Back in June, I went camping in the northern section of the Wilsons Promontory. This area primarily comprises of coastal heathland, with a sections of swamp and Banksia forest. Drosera auriculata was the most common taxon, with several forms growing together. The olive green coloured plants were at early flowering phase whereas the darker red coloured ones had just started sending up stems.
Drosera pygmaea occupied seepages and the road cut and looked wonderful – sporting a full set of leaves. Some specimens even had gemmae spilling out from the centre.
Drosera planchonii was also common amongst the heathland, especially on ridges.
Perhaps the most interesting find was Utricularia barkeri, which occurred in swampland.

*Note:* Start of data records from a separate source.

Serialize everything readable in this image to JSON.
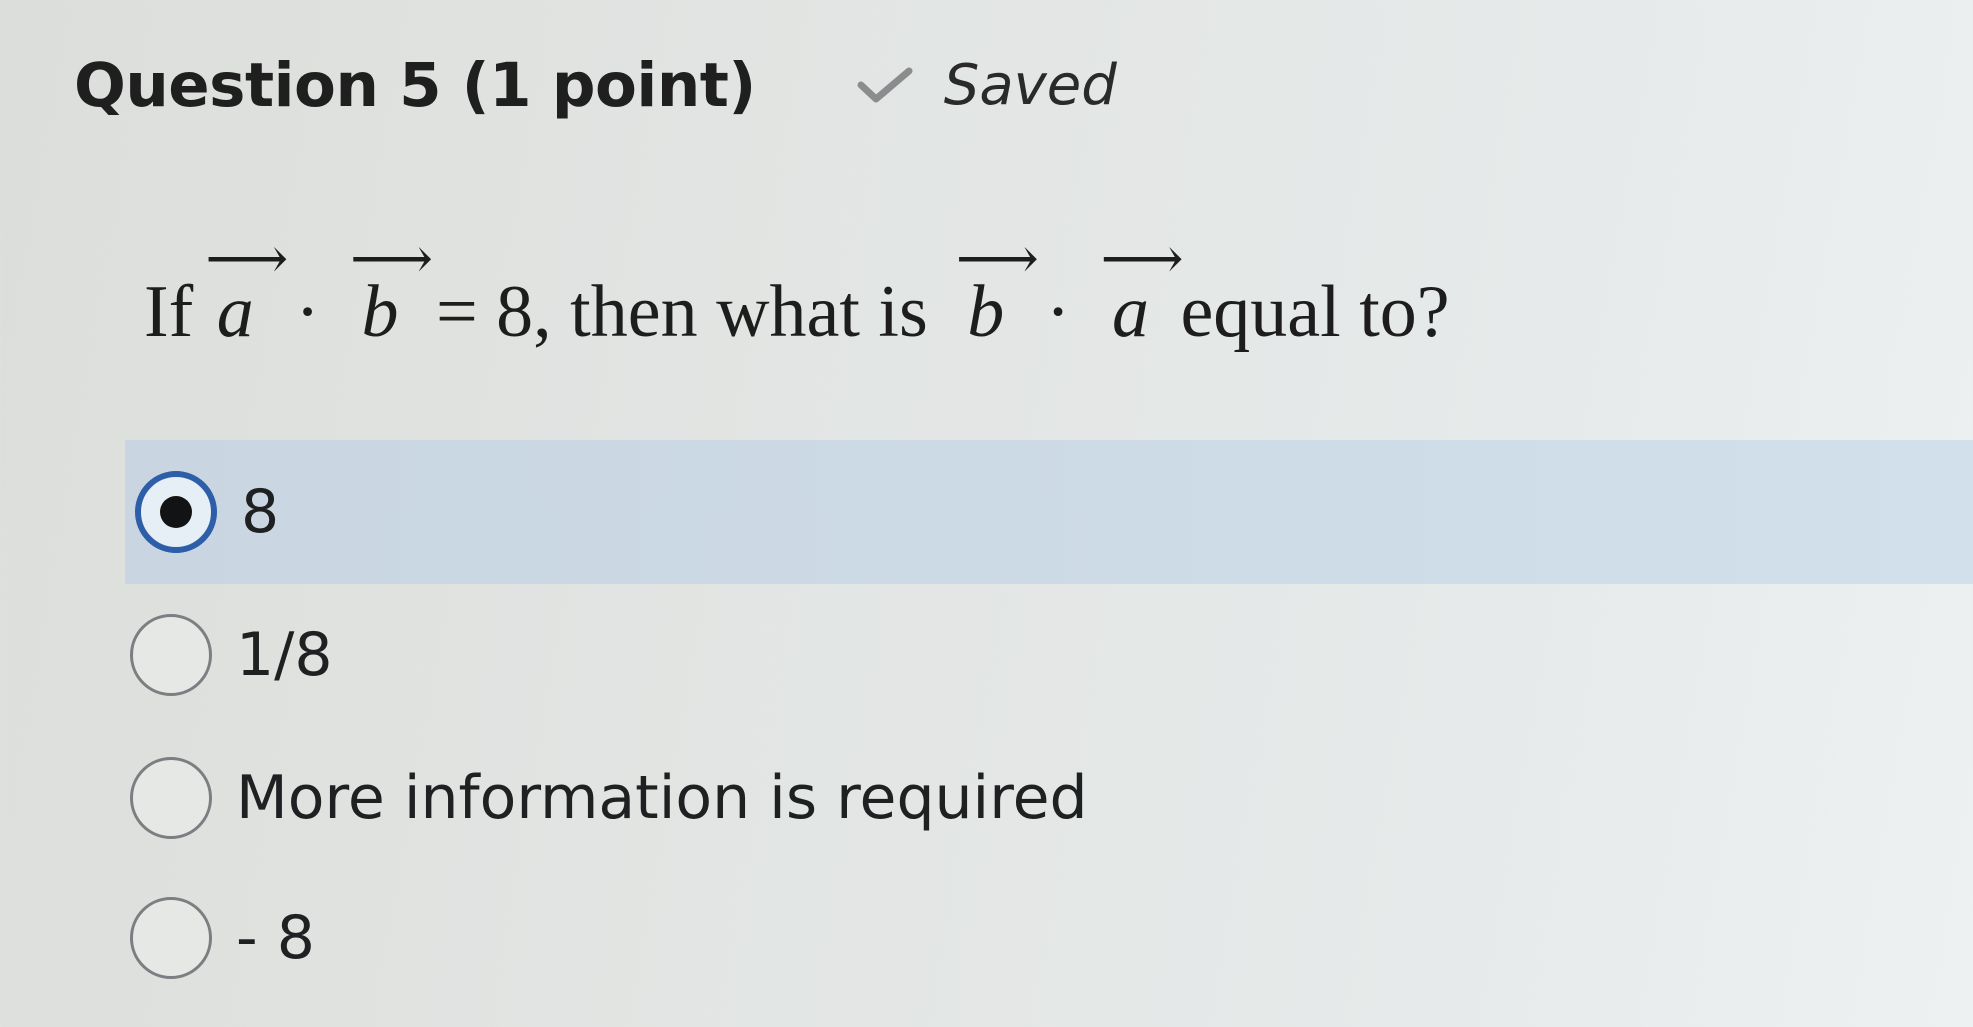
{
  "question": {
    "title": "Question 5 (1 point)",
    "status": "Saved",
    "status_icon": "check-icon",
    "prompt": {
      "if": "If",
      "vec1": "a",
      "dot": "·",
      "vec2": "b",
      "equals": "= 8, then what is",
      "vec3": "b",
      "dot2": "·",
      "vec4": "a",
      "suffix": "equal to?"
    }
  },
  "options": [
    {
      "label": "8",
      "selected": true
    },
    {
      "label": "1/8",
      "selected": false
    },
    {
      "label": "More information is required",
      "selected": false
    },
    {
      "label": "- 8",
      "selected": false
    }
  ],
  "colors": {
    "selected_row": "#cddbe7",
    "radio_selected_border": "#2d5ea8",
    "radio_border": "#7c7f82",
    "check": "#8a8c8e"
  }
}
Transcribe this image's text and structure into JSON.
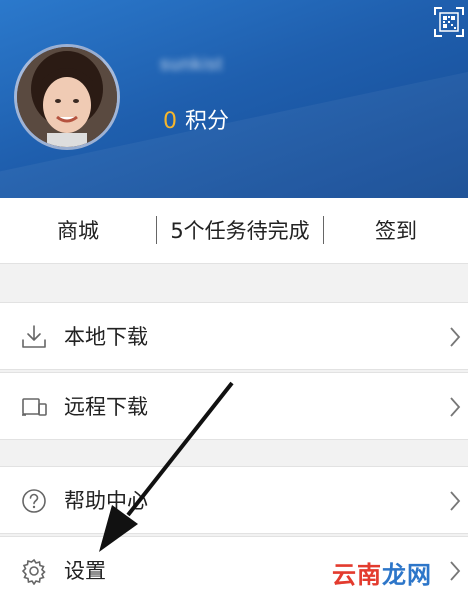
{
  "profile": {
    "username": "sunkist",
    "points_value": "0",
    "points_label": "积分"
  },
  "quickbar": {
    "mall": "商城",
    "tasks": "5个任务待完成",
    "checkin": "签到"
  },
  "menu": {
    "local_download": "本地下载",
    "remote_download": "远程下载",
    "help_center": "帮助中心",
    "settings": "设置"
  },
  "watermark": {
    "part1": "云南",
    "part2": "龙网"
  },
  "colors": {
    "header_blue": "#1f5fae",
    "points_accent": "#f6b62c",
    "watermark_red": "#e33b2e"
  },
  "icons": {
    "qr": "qr-code-icon",
    "download": "download-icon",
    "remote": "remote-devices-icon",
    "help": "help-circle-icon",
    "settings": "gear-icon",
    "chevron": "chevron-right-icon"
  }
}
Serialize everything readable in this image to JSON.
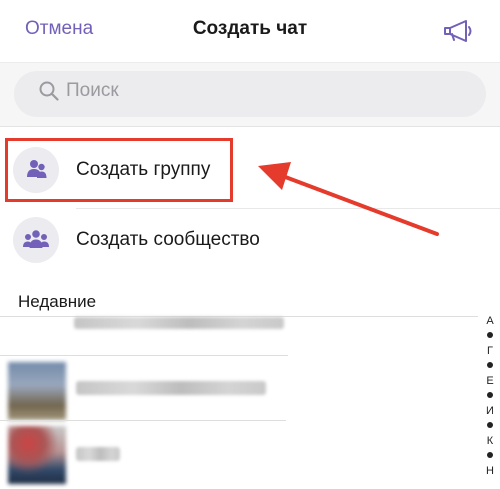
{
  "header": {
    "cancel_label": "Отмена",
    "title": "Создать чат",
    "broadcast_icon": "megaphone-icon"
  },
  "search": {
    "placeholder": "Поиск",
    "value": "",
    "icon": "search-icon"
  },
  "actions": [
    {
      "label": "Создать группу",
      "icon": "group-icon"
    },
    {
      "label": "Создать сообщество",
      "icon": "community-icon"
    }
  ],
  "recent": {
    "section_title": "Недавние"
  },
  "alphabet_index": [
    "А",
    "Г",
    "Е",
    "И",
    "К",
    "Н"
  ],
  "colors": {
    "accent": "#7360b8",
    "highlight": "#e53b2c",
    "icon_bg": "#ececf0"
  }
}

The population of plants at the end of the trail were already beginning to bloom, despite it being in early winter! Normally this species flowers during spring and into summer – is this climate change in action?